In 1889, France opened the Exposition Universelle, a world's fair that few thought could be surpassed. At the fair, the Eiffel Tower was revealed. The United States was determined to build something even more amazing. This would culminate in the 1893 World's Fair in Chicago. In The Devil in the White City, Erik Larson takes us behind the scenes of the development of this fair. At the same time, he profiles a serial killer, H.H. Holmes, who lured women into his lair just down the road from the fair.
It's surprising that the fair ever made it off the ground. The team assembled to develop the fair had a string of issues along the way, mostly political. Everything ran later than expected. Construction on the buildings wasn't even begun until less than two years before the fair was to open ~ and it progressed very slowly. Larson provides a great deal of detail about the process that took place and the people who were involved. Their relationships were particularly interesting. But while this is nonfiction, his writing style feels much more like a fictitious novel. I had to remind myself many times that all of this was true.

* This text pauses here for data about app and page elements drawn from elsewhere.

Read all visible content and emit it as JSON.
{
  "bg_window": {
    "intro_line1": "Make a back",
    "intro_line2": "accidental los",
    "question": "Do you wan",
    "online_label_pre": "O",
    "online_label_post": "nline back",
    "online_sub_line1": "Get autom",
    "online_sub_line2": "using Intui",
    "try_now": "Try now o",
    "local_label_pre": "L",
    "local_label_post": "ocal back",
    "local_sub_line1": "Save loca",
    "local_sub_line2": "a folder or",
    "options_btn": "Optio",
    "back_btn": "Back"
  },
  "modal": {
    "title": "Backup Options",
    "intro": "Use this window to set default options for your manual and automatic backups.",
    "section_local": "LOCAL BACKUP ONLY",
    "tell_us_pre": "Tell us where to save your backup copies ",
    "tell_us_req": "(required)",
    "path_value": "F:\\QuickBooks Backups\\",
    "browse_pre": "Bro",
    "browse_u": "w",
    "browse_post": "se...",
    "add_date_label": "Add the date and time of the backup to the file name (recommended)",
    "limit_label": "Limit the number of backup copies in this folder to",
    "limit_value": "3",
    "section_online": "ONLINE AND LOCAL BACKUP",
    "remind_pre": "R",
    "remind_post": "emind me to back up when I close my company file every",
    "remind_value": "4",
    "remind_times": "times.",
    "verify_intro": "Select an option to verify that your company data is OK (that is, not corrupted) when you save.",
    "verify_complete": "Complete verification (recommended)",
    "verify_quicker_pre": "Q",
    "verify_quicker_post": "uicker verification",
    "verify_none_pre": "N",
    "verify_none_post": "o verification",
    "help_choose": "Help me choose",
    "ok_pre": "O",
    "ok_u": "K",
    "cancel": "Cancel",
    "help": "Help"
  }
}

And that was especially difficult when he wrote of Holmes. To think that this madman actually did the things he details in this book is sickening. He was a true predator, luring people into his life, and then killing them for apparently no reason other than because he could. While some the facts of his actions were extremely disturbing, I will say that Larson wrote in a way that wasn't too graphic. And again, it read like a novel, so it was easier to imagine that this was just fiction.
Overall, I thoroughly enjoyed this book and will absolutely check out other books by Larson. I look forward to discussing this one with my book club at the end of this month.
My Rating: 5/5
Reading group discussion questions
Excerpts from The Devil in the White City
This review was written based on a copy of The Devil in the White City that I obtained through Paperback Swap.